Bottlenecks and capacity shortages are creating long lines in key ports, especially on routes from Asia to the U.S. and Europe.
Globally, 376 container ships carrying a total of 2.4 million teu are piled up near ports, according to figures compiled Thursday, Sept. 2, by ship database Vessels Values.
This is primarily due to bottlenecks near Zhoushan and Ningbo in China, where the key container terminal Meishan recently had to close for two weeks as a result of a port worker testing positive for COVID-19. In the U.S., backups at ports in Long Beach, Calif., and Los Angeles are also contributing to the problem.
In Zhoushan, 105 container ships were waiting for room to open up in the port as of Thursday, while 71 container vessels were piled up near Ningbo, according to Vessels Value.
On the U.S. side, 34 container ships were waiting to call in the Ports of Los Angeles and Long Beach. This also includes the ship which has waited the longest on a global scale.
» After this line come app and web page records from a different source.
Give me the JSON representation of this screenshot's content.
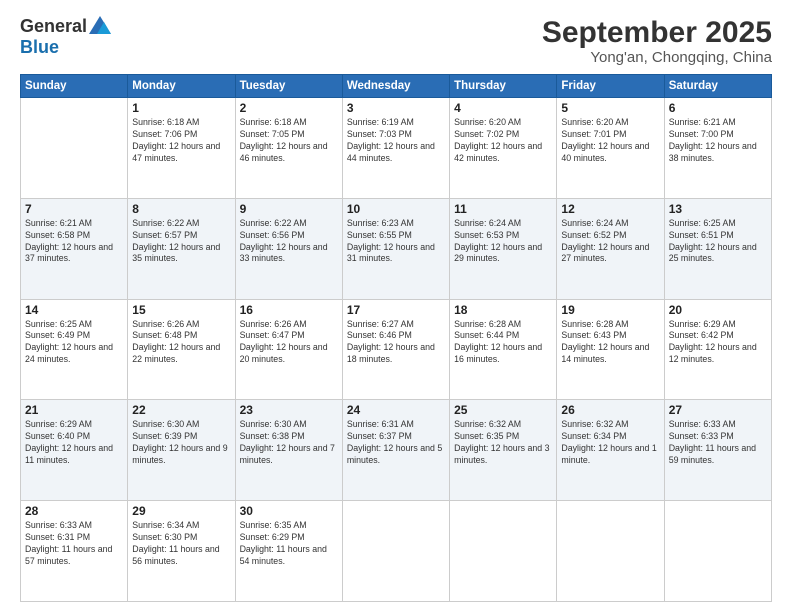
{
  "logo": {
    "general": "General",
    "blue": "Blue"
  },
  "title": "September 2025",
  "location": "Yong'an, Chongqing, China",
  "days_of_week": [
    "Sunday",
    "Monday",
    "Tuesday",
    "Wednesday",
    "Thursday",
    "Friday",
    "Saturday"
  ],
  "weeks": [
    [
      {
        "day": "",
        "info": ""
      },
      {
        "day": "1",
        "info": "Sunrise: 6:18 AM\nSunset: 7:06 PM\nDaylight: 12 hours\nand 47 minutes."
      },
      {
        "day": "2",
        "info": "Sunrise: 6:18 AM\nSunset: 7:05 PM\nDaylight: 12 hours\nand 46 minutes."
      },
      {
        "day": "3",
        "info": "Sunrise: 6:19 AM\nSunset: 7:03 PM\nDaylight: 12 hours\nand 44 minutes."
      },
      {
        "day": "4",
        "info": "Sunrise: 6:20 AM\nSunset: 7:02 PM\nDaylight: 12 hours\nand 42 minutes."
      },
      {
        "day": "5",
        "info": "Sunrise: 6:20 AM\nSunset: 7:01 PM\nDaylight: 12 hours\nand 40 minutes."
      },
      {
        "day": "6",
        "info": "Sunrise: 6:21 AM\nSunset: 7:00 PM\nDaylight: 12 hours\nand 38 minutes."
      }
    ],
    [
      {
        "day": "7",
        "info": "Sunrise: 6:21 AM\nSunset: 6:58 PM\nDaylight: 12 hours\nand 37 minutes."
      },
      {
        "day": "8",
        "info": "Sunrise: 6:22 AM\nSunset: 6:57 PM\nDaylight: 12 hours\nand 35 minutes."
      },
      {
        "day": "9",
        "info": "Sunrise: 6:22 AM\nSunset: 6:56 PM\nDaylight: 12 hours\nand 33 minutes."
      },
      {
        "day": "10",
        "info": "Sunrise: 6:23 AM\nSunset: 6:55 PM\nDaylight: 12 hours\nand 31 minutes."
      },
      {
        "day": "11",
        "info": "Sunrise: 6:24 AM\nSunset: 6:53 PM\nDaylight: 12 hours\nand 29 minutes."
      },
      {
        "day": "12",
        "info": "Sunrise: 6:24 AM\nSunset: 6:52 PM\nDaylight: 12 hours\nand 27 minutes."
      },
      {
        "day": "13",
        "info": "Sunrise: 6:25 AM\nSunset: 6:51 PM\nDaylight: 12 hours\nand 25 minutes."
      }
    ],
    [
      {
        "day": "14",
        "info": "Sunrise: 6:25 AM\nSunset: 6:49 PM\nDaylight: 12 hours\nand 24 minutes."
      },
      {
        "day": "15",
        "info": "Sunrise: 6:26 AM\nSunset: 6:48 PM\nDaylight: 12 hours\nand 22 minutes."
      },
      {
        "day": "16",
        "info": "Sunrise: 6:26 AM\nSunset: 6:47 PM\nDaylight: 12 hours\nand 20 minutes."
      },
      {
        "day": "17",
        "info": "Sunrise: 6:27 AM\nSunset: 6:46 PM\nDaylight: 12 hours\nand 18 minutes."
      },
      {
        "day": "18",
        "info": "Sunrise: 6:28 AM\nSunset: 6:44 PM\nDaylight: 12 hours\nand 16 minutes."
      },
      {
        "day": "19",
        "info": "Sunrise: 6:28 AM\nSunset: 6:43 PM\nDaylight: 12 hours\nand 14 minutes."
      },
      {
        "day": "20",
        "info": "Sunrise: 6:29 AM\nSunset: 6:42 PM\nDaylight: 12 hours\nand 12 minutes."
      }
    ],
    [
      {
        "day": "21",
        "info": "Sunrise: 6:29 AM\nSunset: 6:40 PM\nDaylight: 12 hours\nand 11 minutes."
      },
      {
        "day": "22",
        "info": "Sunrise: 6:30 AM\nSunset: 6:39 PM\nDaylight: 12 hours\nand 9 minutes."
      },
      {
        "day": "23",
        "info": "Sunrise: 6:30 AM\nSunset: 6:38 PM\nDaylight: 12 hours\nand 7 minutes."
      },
      {
        "day": "24",
        "info": "Sunrise: 6:31 AM\nSunset: 6:37 PM\nDaylight: 12 hours\nand 5 minutes."
      },
      {
        "day": "25",
        "info": "Sunrise: 6:32 AM\nSunset: 6:35 PM\nDaylight: 12 hours\nand 3 minutes."
      },
      {
        "day": "26",
        "info": "Sunrise: 6:32 AM\nSunset: 6:34 PM\nDaylight: 12 hours\nand 1 minute."
      },
      {
        "day": "27",
        "info": "Sunrise: 6:33 AM\nSunset: 6:33 PM\nDaylight: 11 hours\nand 59 minutes."
      }
    ],
    [
      {
        "day": "28",
        "info": "Sunrise: 6:33 AM\nSunset: 6:31 PM\nDaylight: 11 hours\nand 57 minutes."
      },
      {
        "day": "29",
        "info": "Sunrise: 6:34 AM\nSunset: 6:30 PM\nDaylight: 11 hours\nand 56 minutes."
      },
      {
        "day": "30",
        "info": "Sunrise: 6:35 AM\nSunset: 6:29 PM\nDaylight: 11 hours\nand 54 minutes."
      },
      {
        "day": "",
        "info": ""
      },
      {
        "day": "",
        "info": ""
      },
      {
        "day": "",
        "info": ""
      },
      {
        "day": "",
        "info": ""
      }
    ]
  ]
}
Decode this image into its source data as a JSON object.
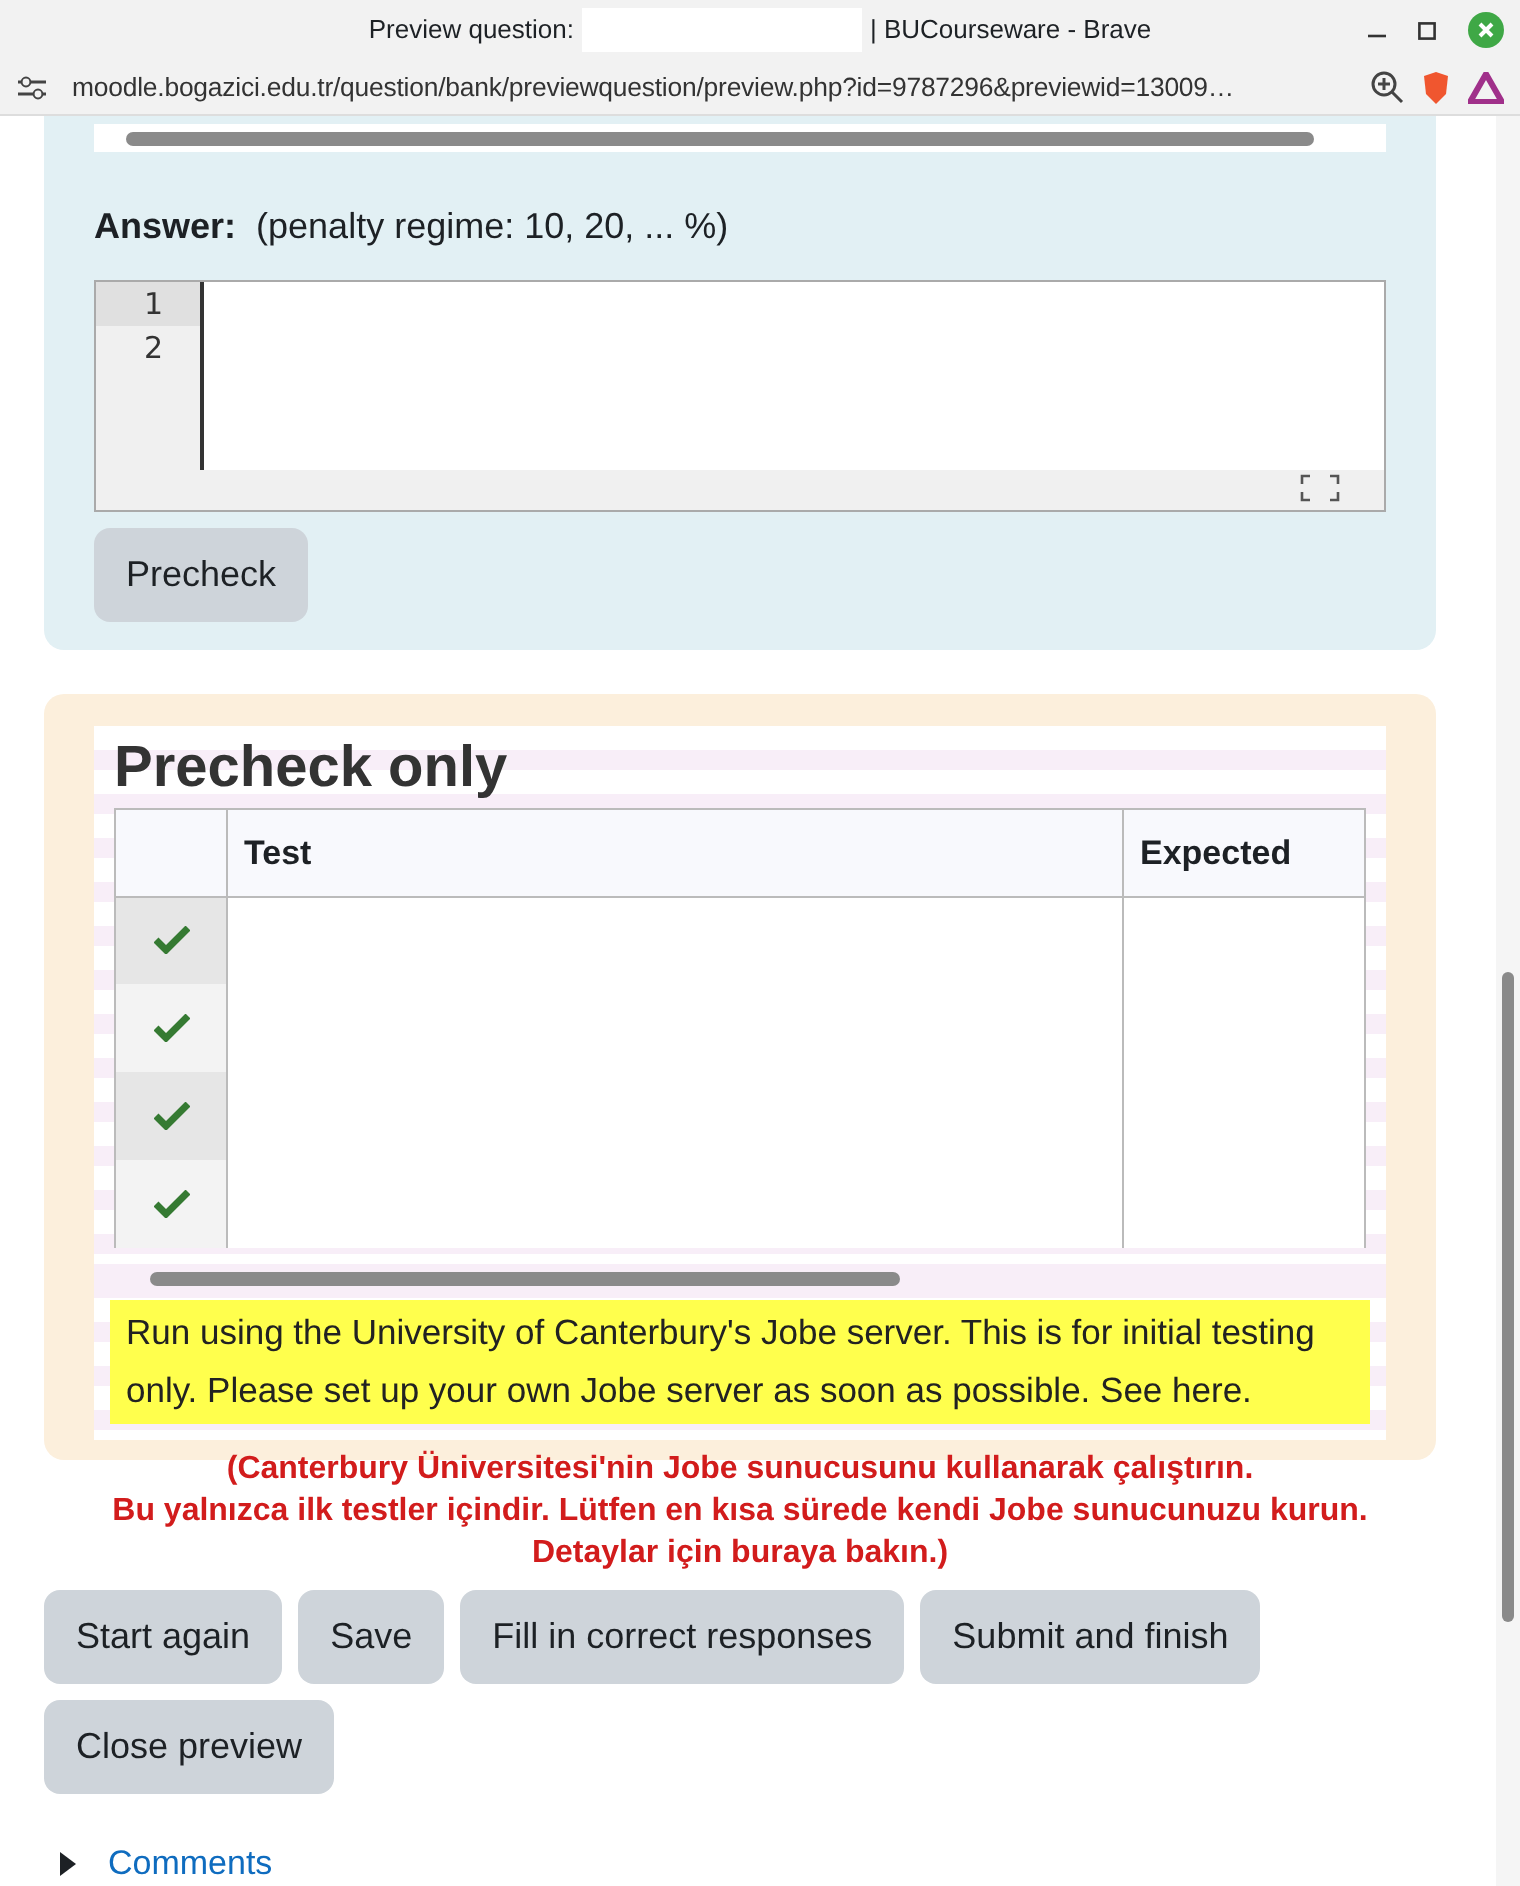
{
  "window": {
    "title_prefix": "Preview question:",
    "title_suffix": "| BUCourseware - Brave"
  },
  "address_bar": {
    "url": "moodle.bogazici.edu.tr/question/bank/previewquestion/preview.php?id=9787296&previewid=13009…"
  },
  "answer": {
    "label": "Answer:",
    "note": "(penalty regime: 10, 20, ... %)",
    "line_numbers": [
      "1",
      "2"
    ]
  },
  "precheck_button": "Precheck",
  "result": {
    "heading": "Precheck only",
    "columns": [
      "Test",
      "Expected"
    ],
    "rows": [
      {
        "passed": true
      },
      {
        "passed": true
      },
      {
        "passed": true
      },
      {
        "passed": true
      }
    ],
    "notice": "Run using the University of Canterbury's Jobe server. This is for initial testing only. Please set up your own Jobe server as soon as possible. See here.",
    "translation": [
      "(Canterbury Üniversitesi'nin Jobe sunucusunu kullanarak çalıştırın.",
      "Bu yalnızca ilk testler içindir. Lütfen en kısa sürede kendi Jobe sunucunuzu kurun.",
      "Detaylar için buraya bakın.)"
    ]
  },
  "buttons": [
    "Start again",
    "Save",
    "Fill in correct responses",
    "Submit and finish",
    "Close preview"
  ],
  "comments": {
    "label": "Comments"
  }
}
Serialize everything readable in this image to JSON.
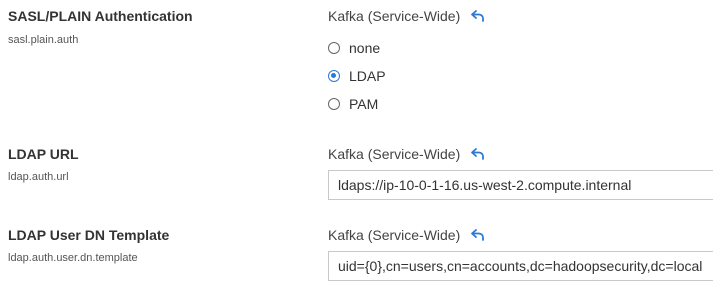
{
  "settings": [
    {
      "title": "SASL/PLAIN Authentication",
      "key": "sasl.plain.auth",
      "scope": "Kafka (Service-Wide)",
      "options": [
        "none",
        "LDAP",
        "PAM"
      ],
      "selected": "LDAP"
    },
    {
      "title": "LDAP URL",
      "key": "ldap.auth.url",
      "scope": "Kafka (Service-Wide)",
      "value": "ldaps://ip-10-0-1-16.us-west-2.compute.internal"
    },
    {
      "title": "LDAP User DN Template",
      "key": "ldap.auth.user.dn.template",
      "scope": "Kafka (Service-Wide)",
      "value": "uid={0},cn=users,cn=accounts,dc=hadoopsecurity,dc=local"
    }
  ],
  "icons": {
    "undo": "undo-icon"
  },
  "colors": {
    "accent": "#2a7ad5"
  }
}
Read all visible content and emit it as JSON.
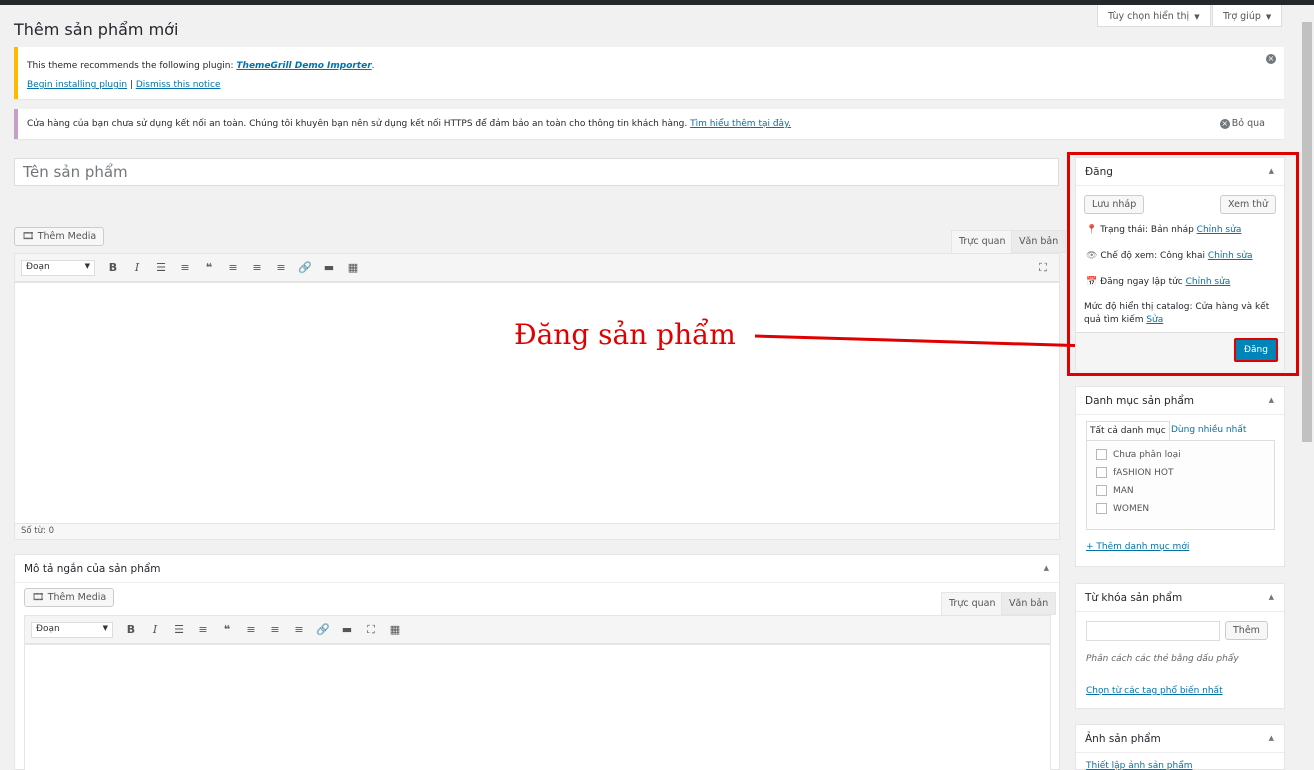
{
  "screen_options": {
    "display_label": "Tùy chọn hiển thị",
    "help_label": "Trợ giúp"
  },
  "page_title": "Thêm sản phẩm mới",
  "notice_plugin": {
    "text": "This theme recommends the following plugin: ",
    "plugin_name": "ThemeGrill Demo Importer",
    "period": ".",
    "begin_link": "Begin installing plugin",
    "separator": "|",
    "dismiss_link": "Dismiss this notice"
  },
  "notice_https": {
    "text": "Cửa hàng của bạn chưa sử dụng kết nối an toàn. Chúng tôi khuyên bạn nên sử dụng kết nối HTTPS để đảm bảo an toàn cho thông tin khách hàng. ",
    "link": "Tìm hiểu thêm tại đây.",
    "dismiss": "Bỏ qua"
  },
  "title_input": {
    "placeholder": "Tên sản phẩm"
  },
  "editor": {
    "add_media": "Thêm Media",
    "tab_visual": "Trực quan",
    "tab_text": "Văn bản",
    "format_select": "Đoạn",
    "word_count": "Số từ: 0"
  },
  "annotation": {
    "text": "Đăng sản phẩm",
    "color": "#e00000"
  },
  "publish_box": {
    "title": "Đăng",
    "save_draft": "Lưu nháp",
    "preview": "Xem thử",
    "status_label": "Trạng thái: ",
    "status_value": "Bản nháp",
    "visibility_label": "Chế độ xem: ",
    "visibility_value": "Công khai",
    "schedule_label": "Đăng ngay lập tức",
    "edit_link": "Chỉnh sửa",
    "catalog_label": "Mức độ hiển thị catalog: ",
    "catalog_value": "Cửa hàng và kết quả tìm kiếm",
    "catalog_edit": "Sửa",
    "publish_button": "Đăng",
    "accent_color": "#0085ba"
  },
  "categories_box": {
    "title": "Danh mục sản phẩm",
    "tab_all": "Tất cả danh mục",
    "tab_popular": "Dùng nhiều nhất",
    "items": [
      "Chưa phân loại",
      "fASHION HOT",
      "MAN",
      "WOMEN"
    ],
    "add_link": "+ Thêm danh mục mới"
  },
  "short_desc_box": {
    "title": "Mô tả ngắn của sản phẩm"
  },
  "tags_box": {
    "title": "Từ khóa sản phẩm",
    "add_button": "Thêm",
    "hint": "Phân cách các thẻ bằng dấu phẩy",
    "popular_link": "Chọn từ các tag phổ biến nhất"
  },
  "image_box": {
    "title": "Ảnh sản phẩm",
    "set_link": "Thiết lập ảnh sản phẩm"
  }
}
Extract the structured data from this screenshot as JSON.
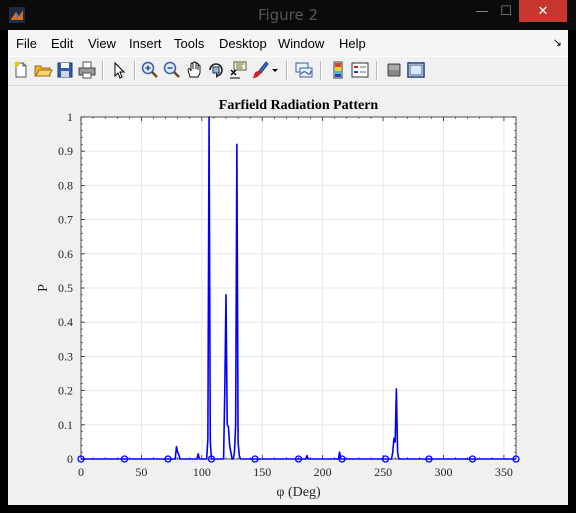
{
  "window": {
    "title": "Figure 2",
    "close_symbol": "✕",
    "minimize_symbol": "—",
    "maximize_symbol": "☐"
  },
  "menu": {
    "items": [
      "File",
      "Edit",
      "View",
      "Insert",
      "Tools",
      "Desktop",
      "Window",
      "Help"
    ],
    "dock_symbol": "↘"
  },
  "toolbar": {
    "icons": [
      "new-figure-icon",
      "open-file-icon",
      "save-icon",
      "print-icon",
      "edit-plot-icon",
      "zoom-in-icon",
      "zoom-out-icon",
      "pan-icon",
      "rotate-3d-icon",
      "data-cursor-icon",
      "brush-icon",
      "brush-dropdown-icon",
      "link-plot-icon",
      "insert-colorbar-icon",
      "insert-legend-icon",
      "hide-plot-tools-icon",
      "show-plot-tools-icon"
    ]
  },
  "colors": {
    "series": "#0000ff",
    "close_button": "#c7372f"
  },
  "chart_data": {
    "type": "line",
    "title": "Farfield Radiation Pattern",
    "xlabel": "φ (Deg)",
    "ylabel": "P",
    "xlim": [
      0,
      360
    ],
    "ylim": [
      0,
      1
    ],
    "xticks": [
      "0",
      "50",
      "100",
      "150",
      "200",
      "250",
      "300",
      "350"
    ],
    "yticks": [
      "0",
      "0.1",
      "0.2",
      "0.3",
      "0.4",
      "0.5",
      "0.6",
      "0.7",
      "0.8",
      "0.9",
      "1"
    ],
    "grid": true,
    "series": [
      {
        "color": "#0000ff",
        "x": [
          0,
          78,
          79,
          80,
          81,
          82,
          96,
          97,
          98,
          104,
          105,
          106,
          107,
          108,
          118,
          119,
          120,
          121,
          122,
          123,
          124,
          125,
          126,
          127,
          128,
          129,
          130,
          131,
          132,
          186,
          187,
          188,
          213,
          214,
          215,
          257,
          258,
          259,
          260,
          261,
          262,
          263,
          360
        ],
        "y": [
          0,
          0,
          0.036,
          0.02,
          0.012,
          0,
          0,
          0.015,
          0,
          0,
          0.06,
          1.0,
          0.05,
          0,
          0,
          0.2,
          0.48,
          0.1,
          0.095,
          0.04,
          0.02,
          0,
          0,
          0.02,
          0.1,
          0.92,
          0.05,
          0.01,
          0,
          0,
          0.01,
          0,
          0,
          0.02,
          0,
          0,
          0.02,
          0.06,
          0.05,
          0.205,
          0.02,
          0,
          0
        ]
      }
    ],
    "markers": {
      "shape": "circle",
      "x": [
        0,
        36,
        72,
        108,
        144,
        180,
        216,
        252,
        288,
        324,
        360
      ],
      "y": [
        0,
        0,
        0,
        0,
        0,
        0,
        0,
        0,
        0,
        0,
        0
      ]
    }
  }
}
MSC Vandaya has been queuing for 15 days off the Port of Long Beach.
The situation has prompted the U.S. Federal Maritime Commission to launch an investigation into eight container lines in the wake of tip-offs suggesting that they are tacking on surcharges in an unlawful manner.
Source: Shipping Watch